People will come anyway, the reason to get involved is to keep impacts positive.

We're also fairly stubborn, I think, fairly independent. We have our share of difficulties with our federal government, although I've tried to as I am here encourage a better way of discussing those problems.

We've been doing this as long as I can remember.

You can expect there will be more mobile search products coming out. Speech as a mode for doing searches is getting more reliable.

You are a tourism state. We think there is more potential on the coast than anything we can do. So I'll just leave that with you, then if there are opportunities between the two systems that provide a mutual benefit that can benefit both British Columbia and Alaska and the systems themselves then I'm very much interested in pursuing those.

That results in more money for everybody in the government.

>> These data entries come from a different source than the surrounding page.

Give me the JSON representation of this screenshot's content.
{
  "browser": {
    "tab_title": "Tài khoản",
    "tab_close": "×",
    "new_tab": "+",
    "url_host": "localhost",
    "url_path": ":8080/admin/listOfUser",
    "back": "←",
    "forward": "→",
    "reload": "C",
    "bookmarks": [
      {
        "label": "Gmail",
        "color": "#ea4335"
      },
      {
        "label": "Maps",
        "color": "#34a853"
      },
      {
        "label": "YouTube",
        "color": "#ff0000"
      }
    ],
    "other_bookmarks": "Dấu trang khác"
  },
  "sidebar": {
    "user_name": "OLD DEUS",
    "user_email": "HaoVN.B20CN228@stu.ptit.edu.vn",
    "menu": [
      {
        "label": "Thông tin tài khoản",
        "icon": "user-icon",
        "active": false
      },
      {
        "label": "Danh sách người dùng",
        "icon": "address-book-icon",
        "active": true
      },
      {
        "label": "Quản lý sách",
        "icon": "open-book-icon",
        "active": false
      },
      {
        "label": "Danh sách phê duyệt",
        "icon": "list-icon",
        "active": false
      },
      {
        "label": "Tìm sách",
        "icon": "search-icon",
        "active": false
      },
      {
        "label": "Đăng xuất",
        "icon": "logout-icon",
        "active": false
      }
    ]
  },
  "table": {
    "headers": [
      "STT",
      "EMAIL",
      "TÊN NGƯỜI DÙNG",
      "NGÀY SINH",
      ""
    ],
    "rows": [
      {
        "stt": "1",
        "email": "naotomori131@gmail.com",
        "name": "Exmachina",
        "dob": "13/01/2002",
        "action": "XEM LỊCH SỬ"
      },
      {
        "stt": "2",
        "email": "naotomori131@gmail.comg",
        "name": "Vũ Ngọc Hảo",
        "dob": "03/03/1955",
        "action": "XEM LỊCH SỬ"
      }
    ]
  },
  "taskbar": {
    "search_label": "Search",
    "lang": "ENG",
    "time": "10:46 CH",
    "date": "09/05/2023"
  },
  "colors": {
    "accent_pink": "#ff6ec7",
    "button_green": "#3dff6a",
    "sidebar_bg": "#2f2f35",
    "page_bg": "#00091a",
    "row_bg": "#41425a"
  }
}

You know, we have our differences, everybody does, honest, real differences, but I do believe strongly that we as neighbors are drawn together far more than we're driven apart.

In one line of his poem he said good fences make good neighbors. I'd like to think that Alaska and British Columbia working together can prove that we can be pretty darned good neighbors without fences.

My view is that while you do occasionally have differences you ought to have a process where you can sit down and talk about things. How else do you solve problems?